An international research team says it has discovered a new kind of immune cell that could predict which lung cancer patients will benefit most from immunotherapy treatment. The group's study (“Tissue-Resident Memory Features Are Linked to the Magnitude of Cytotoxic T Cell Responses in Human Lung Cancer”) appears in Nature Immunology.
Investigators at the University of Southampton and the La Jolla Institute for Allergy & Immunology found that lung cancer patients with large amounts of a particular type of immune T cell, called tissue-resident memory T cells, in their tumor were 34% less likely to die.
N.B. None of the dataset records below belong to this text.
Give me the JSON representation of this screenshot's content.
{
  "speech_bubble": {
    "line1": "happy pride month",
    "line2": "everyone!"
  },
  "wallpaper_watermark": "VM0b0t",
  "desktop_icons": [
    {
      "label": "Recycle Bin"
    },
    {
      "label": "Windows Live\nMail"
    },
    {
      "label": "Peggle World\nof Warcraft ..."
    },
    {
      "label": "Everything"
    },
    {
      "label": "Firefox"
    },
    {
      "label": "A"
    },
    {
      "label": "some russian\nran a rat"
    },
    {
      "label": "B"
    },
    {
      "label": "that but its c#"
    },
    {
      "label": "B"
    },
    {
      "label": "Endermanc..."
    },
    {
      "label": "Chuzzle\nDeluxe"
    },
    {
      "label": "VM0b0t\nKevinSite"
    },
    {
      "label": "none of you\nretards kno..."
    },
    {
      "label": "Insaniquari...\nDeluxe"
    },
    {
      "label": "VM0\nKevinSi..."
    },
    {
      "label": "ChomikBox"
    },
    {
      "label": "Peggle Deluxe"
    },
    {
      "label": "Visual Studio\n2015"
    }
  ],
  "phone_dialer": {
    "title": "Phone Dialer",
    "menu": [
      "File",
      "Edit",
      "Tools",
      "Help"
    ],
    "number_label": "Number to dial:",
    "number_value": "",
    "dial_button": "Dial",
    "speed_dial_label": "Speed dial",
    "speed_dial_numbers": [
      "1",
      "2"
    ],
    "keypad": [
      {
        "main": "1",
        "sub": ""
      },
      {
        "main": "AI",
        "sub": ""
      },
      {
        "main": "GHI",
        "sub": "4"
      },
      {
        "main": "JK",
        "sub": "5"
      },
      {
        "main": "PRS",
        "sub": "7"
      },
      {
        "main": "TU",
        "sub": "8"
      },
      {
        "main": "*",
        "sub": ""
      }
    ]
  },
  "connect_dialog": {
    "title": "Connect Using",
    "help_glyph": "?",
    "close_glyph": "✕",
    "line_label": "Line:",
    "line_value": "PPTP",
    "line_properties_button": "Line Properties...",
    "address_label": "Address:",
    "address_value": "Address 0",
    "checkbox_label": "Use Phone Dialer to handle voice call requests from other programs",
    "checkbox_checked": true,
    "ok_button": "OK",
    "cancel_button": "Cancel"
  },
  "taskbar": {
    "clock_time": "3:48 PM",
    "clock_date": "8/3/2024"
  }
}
The team also found that it was not just the numbers of cells that increased survival, but also the cells’ behavior played a key role. The cells clustered together and took up residency in a particular tissue, in this case the cancer tissue, to protect the patient.
These new T cells also produce other molecules that attack the tumor, meaning that the body’s immune system could be more likely to hunt out and destroy cancer cells.
Immunotherapies have shown great promise in the last decade, but identifying which patients respond to treatment and which don’t has proven difficult, according to Christian Ottensmeier, M.D., Cancer Research UK scientist at the University of Southampton. In the future, testing for levels of these cells could help doctors identify which patients will benefit most from immunotherapies that help to ramp up the body’s attack on the cancer. Scientists could take this one step further by using the T cell as a template to develop a vaccine to boost immunotherapy.
“These are hugely exciting results,” said Dr. Ottensmeier. For the first time, we have a real indication of who might benefit from a particular drug before we make treatment decisions. So far, when we use immunotherapy we do not know if a patient will benefit. The new findings are a big step toward making this exciting treatment much more predictable.”
“Our results will also make the treatment pathway more reassuring for our patients. And if we can translate our finding into clinical practice, then we will also save patients unnecessary side effects and reduce costs to the National Health Service.”